Sold by: AJM Nutrition Price $31.49. Also got this through Amazon Smile. I have been really wanting a good probiotic to support gut health and digestion, and these are the most natural ones I have found. And they have 32 different probiotics, not just 2 like the ones in the drug stores. They also seem to be from a reputable company as well. I read that Garden of life Raw probiotics are the #2 probiotic listed out there today. The #1 product was not natural, however, so I went with this one.If anyone has used any of these before, I’d love feedback.

 

Goal = Wean Off Nortriptyline

Written on 7/18/14

Wow, I’m really gonna do this!!

I saw the psych today that scripts out my nortriptyline. Last time was 6 months ago. I updated him on going to the conference and about finding the positive correlation between my having regular episodes and wearing the Nuva Ring. He agreed when I told him I’d never take hormonal birth control again. I told him about going on the supplements seriously and how it has made a drastic difference in my energy levels. He seemed excited (genuinely so, I think) when I told him I’d been running about 10 miles per week, and that I have hardly any anticipatory anxiety about episodes. He loves that I am using exercise and diet as preventatives. We also discussed that nortriptyline is now a class D drug in terms of pregnancy. (*note* I have since learned that this isn’t true, and it is still class C.) He agrees that it is dangerous for me to take it when I am not able to use a more reliable form of birth control. So, when I suggested weaning off, he was very supportive and completely on board. He said he thinks I’ve come a really long way and he thinks I can do this!! He is very encouraged that the natural route seems to work on me and encourages me to keep it up. I really think he trusts me when it comes to managing my medications! Such a good feeling, for a change, to be praised by him, (or any doc). I have felt in the past that he didn’t really know what to do with me, even though he’s never made me feel like a nut. I think he was encouraged that a tough patient is doing well.
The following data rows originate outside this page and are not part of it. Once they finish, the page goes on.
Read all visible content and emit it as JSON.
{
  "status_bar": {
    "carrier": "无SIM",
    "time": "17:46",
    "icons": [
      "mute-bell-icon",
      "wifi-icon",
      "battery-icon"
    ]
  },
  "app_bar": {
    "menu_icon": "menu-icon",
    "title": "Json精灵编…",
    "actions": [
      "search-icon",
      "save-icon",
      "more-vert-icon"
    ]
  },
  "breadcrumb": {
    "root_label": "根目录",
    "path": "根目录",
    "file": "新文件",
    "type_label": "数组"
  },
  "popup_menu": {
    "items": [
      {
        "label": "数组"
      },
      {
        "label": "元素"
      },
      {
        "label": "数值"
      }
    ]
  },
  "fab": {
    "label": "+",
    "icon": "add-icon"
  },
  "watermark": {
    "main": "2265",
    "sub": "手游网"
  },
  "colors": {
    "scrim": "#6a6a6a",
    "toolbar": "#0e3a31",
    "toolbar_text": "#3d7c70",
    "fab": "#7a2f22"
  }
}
I left feeling good and with confidence that he is supporting my decision to do this.

I have SO got this! Hoping I don’t have to eat those words later, but I really think I’m going to be able to do it. Cheers! [smile]